*Your assignment*:
If a line in the material below has the string "JSON", copy it out.

*Supplied information*:
________________
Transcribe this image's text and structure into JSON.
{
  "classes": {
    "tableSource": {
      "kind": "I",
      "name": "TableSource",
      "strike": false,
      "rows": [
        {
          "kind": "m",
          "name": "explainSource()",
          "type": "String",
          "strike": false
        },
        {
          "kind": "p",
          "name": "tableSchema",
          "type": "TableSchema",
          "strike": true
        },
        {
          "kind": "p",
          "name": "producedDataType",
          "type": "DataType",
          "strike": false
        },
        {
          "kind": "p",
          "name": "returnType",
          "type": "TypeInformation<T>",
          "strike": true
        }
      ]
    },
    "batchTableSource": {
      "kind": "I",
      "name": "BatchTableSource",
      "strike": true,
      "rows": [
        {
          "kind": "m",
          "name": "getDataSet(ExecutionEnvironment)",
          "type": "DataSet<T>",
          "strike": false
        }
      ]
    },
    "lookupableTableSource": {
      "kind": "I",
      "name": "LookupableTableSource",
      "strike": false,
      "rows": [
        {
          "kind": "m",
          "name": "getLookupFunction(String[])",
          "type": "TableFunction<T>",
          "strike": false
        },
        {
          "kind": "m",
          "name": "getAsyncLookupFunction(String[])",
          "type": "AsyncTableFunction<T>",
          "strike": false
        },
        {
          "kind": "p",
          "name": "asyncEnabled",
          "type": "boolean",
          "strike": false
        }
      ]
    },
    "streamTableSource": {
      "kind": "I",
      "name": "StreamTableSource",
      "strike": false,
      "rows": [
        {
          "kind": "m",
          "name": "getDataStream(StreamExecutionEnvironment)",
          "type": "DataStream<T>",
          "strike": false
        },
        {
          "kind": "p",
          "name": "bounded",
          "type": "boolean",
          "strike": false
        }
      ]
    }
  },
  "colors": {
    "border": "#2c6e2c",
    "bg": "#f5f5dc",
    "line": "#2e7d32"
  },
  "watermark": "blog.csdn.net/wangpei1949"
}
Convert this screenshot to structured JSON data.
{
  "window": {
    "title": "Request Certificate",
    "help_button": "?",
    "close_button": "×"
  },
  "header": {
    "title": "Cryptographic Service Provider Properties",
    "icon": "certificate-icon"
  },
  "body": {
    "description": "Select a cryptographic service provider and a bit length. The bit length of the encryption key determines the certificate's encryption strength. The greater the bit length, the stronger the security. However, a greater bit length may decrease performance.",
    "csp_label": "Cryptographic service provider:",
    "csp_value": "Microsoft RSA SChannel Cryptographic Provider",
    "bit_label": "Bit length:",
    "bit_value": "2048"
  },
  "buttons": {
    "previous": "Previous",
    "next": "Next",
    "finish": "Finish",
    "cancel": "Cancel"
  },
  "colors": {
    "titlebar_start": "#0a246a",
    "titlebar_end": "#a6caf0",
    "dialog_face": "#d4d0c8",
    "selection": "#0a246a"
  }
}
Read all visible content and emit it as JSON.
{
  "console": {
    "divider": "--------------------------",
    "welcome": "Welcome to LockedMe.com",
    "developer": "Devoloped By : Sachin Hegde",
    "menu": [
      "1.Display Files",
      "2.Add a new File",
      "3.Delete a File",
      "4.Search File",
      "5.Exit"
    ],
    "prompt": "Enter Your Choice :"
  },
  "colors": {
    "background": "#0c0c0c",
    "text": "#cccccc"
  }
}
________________
*Your solution*:
Transcribe this image's text and structure into JSON.
Convert this screenshot to structured JSON data.
Read all visible content and emit it as JSON.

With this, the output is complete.